On December 15, 2017 it was reported that seven words in the English language have fallen out of favor with people at the Centers for Disease Control and Prevention in Atlanta. According to someone at a meeting that took place on December 14, 2017, policy analysts at the agency were told that seven words or phrases were not to be used in official documents prepared for the 2018 budget for the CDC. The exiled words are: “vulnerable,” “entitlement”, “diversity”, “transgender”, “fetus”, “evidence-based”, and “science-based.” To those not familiar with what passes for thinking in many Trump appointees, including those at the CDC, it may be hard to understand how the various words offend. Although there are doubtless other explanations, one reason “fetus” is offensive is that for those who are opposed to abortion, as many Trump supporters are, the word depersonalizes the child in the womb, treating it as an object rather than a baby. “Transgender” is offensive because those who do not want it to appear in official documents believe that its use acknowledges a group of people whose belief in their sexual identity is a figment of their imaginations and should not be dignified by appearing in CDC documents.

To understand the objections to the use of “evidence-based” and “science based,” it is helpful to go back almost ten years to the Texas State Board of Education that struggled with the same concepts. Two thousand nine was the year that board confronted the difficult task of deciding what words should be put in science text books. The problem was especially acute when addressing the pesky questions of climate change and evolution. In 2009 the school board was led by dentist, Don McLeroy. He and his like-minded colleagues on the board were successful in causing Texas science text books to include discussion of what were described as the “strengths and weaknesses” of scientific theories such as evolution. In an interview following the school board’s action, Dr. McLeroy said of the board’s decision to address both sides of evolution and other scientific theories: “Wooey. We won the Grand slam, and the Super Bowl. Our science standards are light years ahead of any other state when it comes to challenging evolution.” Explaining his enthusiasm, he said that “evolution is hooey.” (In fairness to Texas it must be observed that it now has a more enlightened school board and its scientific instruction comports with science rather than Dr. LeRoy’s beliefs.) The explanation offered by the CDC spokesperson for banning the use of “science based” or “evidence based” was eerily reminiscent of Dr. LeRoy. According to the agency, an appropriate alternative to “science-based” or “evidence-based” was to say that: “CDC bases its recommendations on science in consideration with community standards and wishes.”

The CDC’s attack on the English language bring to mind Former President Barack Obama’s comments at the Economic Club of Chicago on December 5, 2017 as reported by Miranda Green on CNN.. In his remarks, the former president said: “You have to tend to this garden of democracy, otherwise things can fall apart fairly quickly. And we’ve seen societies where that happens. Now presume there was a ball room here in Vienna in the late 1920s or ‘30s that looked and seemed as if it, filled with the music and art and literature that was emerging, would continue into perpetuity. And then 60 million people died. An entire world was lunged into chaos. . . .There have been periods in our history where censorship was considered OK. We had a president who had to resign prior to impeachment because he was undermining the rule of law.

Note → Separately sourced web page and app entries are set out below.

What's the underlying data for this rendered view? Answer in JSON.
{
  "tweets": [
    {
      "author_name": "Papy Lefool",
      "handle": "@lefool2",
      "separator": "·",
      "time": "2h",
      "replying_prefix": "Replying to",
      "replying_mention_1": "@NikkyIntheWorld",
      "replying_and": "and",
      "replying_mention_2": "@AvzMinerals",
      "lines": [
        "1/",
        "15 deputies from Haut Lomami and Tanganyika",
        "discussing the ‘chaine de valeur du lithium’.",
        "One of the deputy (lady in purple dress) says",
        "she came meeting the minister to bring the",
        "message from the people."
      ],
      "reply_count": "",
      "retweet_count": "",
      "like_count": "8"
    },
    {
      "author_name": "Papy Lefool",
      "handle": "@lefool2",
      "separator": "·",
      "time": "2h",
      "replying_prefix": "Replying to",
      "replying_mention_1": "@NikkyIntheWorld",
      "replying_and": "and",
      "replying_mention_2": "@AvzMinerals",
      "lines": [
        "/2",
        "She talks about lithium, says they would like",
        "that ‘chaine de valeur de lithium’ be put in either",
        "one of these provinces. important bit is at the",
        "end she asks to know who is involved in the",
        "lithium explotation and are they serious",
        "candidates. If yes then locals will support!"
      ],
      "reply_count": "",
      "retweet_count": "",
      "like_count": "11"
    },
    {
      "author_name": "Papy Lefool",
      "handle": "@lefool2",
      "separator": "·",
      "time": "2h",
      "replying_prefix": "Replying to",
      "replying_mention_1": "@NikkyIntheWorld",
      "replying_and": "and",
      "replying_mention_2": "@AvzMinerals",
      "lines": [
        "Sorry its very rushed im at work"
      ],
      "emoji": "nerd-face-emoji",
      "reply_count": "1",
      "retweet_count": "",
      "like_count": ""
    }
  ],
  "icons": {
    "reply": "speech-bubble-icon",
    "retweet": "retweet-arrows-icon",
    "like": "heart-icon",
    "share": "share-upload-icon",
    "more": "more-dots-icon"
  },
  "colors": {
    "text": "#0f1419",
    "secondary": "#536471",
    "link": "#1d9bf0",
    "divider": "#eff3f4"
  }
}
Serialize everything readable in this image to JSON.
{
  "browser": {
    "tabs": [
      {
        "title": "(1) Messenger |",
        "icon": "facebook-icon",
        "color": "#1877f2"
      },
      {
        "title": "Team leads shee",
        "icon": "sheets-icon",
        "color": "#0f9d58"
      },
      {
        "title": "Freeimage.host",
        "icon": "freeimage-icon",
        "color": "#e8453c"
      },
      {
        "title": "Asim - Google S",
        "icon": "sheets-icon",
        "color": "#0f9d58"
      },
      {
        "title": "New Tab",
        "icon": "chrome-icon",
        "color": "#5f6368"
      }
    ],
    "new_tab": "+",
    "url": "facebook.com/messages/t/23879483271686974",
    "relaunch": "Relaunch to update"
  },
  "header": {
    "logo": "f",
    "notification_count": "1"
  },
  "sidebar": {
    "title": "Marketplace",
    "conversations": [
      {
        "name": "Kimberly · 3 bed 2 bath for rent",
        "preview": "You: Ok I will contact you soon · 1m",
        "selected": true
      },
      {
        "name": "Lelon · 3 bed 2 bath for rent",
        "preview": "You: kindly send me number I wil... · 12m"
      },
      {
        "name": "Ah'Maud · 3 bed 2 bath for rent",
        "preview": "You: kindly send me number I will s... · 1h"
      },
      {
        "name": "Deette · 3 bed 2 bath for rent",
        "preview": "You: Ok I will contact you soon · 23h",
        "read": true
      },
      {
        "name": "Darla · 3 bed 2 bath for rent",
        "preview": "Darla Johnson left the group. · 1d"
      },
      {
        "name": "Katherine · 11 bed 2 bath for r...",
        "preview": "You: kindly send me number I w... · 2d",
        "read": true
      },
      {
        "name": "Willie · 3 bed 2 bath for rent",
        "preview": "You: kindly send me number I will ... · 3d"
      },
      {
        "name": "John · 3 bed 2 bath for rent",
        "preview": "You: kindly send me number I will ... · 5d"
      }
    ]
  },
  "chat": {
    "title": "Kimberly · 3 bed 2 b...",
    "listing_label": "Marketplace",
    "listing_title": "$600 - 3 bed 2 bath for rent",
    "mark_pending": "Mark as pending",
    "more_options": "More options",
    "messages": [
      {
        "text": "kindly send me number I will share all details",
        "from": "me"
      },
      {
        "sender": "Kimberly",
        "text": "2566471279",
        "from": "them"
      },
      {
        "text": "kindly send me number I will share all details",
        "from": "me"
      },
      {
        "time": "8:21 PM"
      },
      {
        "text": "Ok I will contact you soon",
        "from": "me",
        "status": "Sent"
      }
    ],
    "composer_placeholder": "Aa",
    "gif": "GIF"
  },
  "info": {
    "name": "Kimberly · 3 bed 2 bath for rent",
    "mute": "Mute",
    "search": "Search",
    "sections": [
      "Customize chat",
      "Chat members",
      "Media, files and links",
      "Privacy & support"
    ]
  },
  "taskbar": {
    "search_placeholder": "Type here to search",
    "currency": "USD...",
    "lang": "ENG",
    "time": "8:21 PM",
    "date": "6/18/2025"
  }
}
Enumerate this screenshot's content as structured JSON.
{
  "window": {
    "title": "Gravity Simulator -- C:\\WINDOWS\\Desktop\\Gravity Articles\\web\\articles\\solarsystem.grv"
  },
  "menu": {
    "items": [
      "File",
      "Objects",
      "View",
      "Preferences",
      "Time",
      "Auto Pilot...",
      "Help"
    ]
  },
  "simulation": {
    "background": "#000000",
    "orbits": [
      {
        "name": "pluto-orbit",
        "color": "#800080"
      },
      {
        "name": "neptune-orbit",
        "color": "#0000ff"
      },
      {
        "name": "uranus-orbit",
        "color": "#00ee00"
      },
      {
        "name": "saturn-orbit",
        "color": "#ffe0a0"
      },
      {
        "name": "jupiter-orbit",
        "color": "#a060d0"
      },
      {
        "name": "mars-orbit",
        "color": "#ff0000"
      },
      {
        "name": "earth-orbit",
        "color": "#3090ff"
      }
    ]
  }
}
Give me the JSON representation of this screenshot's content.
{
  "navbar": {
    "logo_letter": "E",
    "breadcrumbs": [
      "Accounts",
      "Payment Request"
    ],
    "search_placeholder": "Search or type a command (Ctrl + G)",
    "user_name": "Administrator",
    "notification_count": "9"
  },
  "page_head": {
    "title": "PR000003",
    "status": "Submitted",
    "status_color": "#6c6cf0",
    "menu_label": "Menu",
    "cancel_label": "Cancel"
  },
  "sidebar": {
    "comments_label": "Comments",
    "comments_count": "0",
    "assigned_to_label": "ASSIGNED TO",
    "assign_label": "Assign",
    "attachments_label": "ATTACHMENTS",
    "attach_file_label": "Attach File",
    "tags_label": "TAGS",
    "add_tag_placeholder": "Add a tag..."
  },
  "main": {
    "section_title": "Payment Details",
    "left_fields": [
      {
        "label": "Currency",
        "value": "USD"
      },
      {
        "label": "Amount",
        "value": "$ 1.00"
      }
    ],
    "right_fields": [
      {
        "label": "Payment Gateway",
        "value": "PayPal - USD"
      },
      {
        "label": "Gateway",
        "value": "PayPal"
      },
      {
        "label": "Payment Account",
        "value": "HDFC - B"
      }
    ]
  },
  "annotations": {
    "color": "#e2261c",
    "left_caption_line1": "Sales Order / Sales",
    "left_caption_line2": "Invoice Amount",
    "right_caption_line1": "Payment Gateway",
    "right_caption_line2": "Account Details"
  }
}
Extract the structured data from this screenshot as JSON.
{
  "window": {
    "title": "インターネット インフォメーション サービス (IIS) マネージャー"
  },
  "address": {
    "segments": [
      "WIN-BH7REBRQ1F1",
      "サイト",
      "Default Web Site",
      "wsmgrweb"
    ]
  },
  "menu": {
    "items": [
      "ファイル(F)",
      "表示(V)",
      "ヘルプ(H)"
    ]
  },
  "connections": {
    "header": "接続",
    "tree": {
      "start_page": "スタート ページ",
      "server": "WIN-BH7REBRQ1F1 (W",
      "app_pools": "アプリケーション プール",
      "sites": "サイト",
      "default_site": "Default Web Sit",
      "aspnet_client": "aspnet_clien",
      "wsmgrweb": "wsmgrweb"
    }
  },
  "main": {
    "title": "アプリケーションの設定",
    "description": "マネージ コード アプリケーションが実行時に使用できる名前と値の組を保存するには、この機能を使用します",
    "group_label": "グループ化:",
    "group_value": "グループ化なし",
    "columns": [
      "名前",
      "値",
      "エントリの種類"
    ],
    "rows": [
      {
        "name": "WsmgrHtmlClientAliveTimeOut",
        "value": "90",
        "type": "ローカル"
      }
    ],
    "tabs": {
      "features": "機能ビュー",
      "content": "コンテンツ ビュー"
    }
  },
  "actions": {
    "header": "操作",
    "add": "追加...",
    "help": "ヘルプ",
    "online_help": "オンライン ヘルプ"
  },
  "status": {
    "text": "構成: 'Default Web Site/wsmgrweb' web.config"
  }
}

At every juncture we’ve had to wrestle with big problems. . . .”

The former present’s warning was timely even though some people think we are a long way from that now. Just give the Trump more time and see what happens.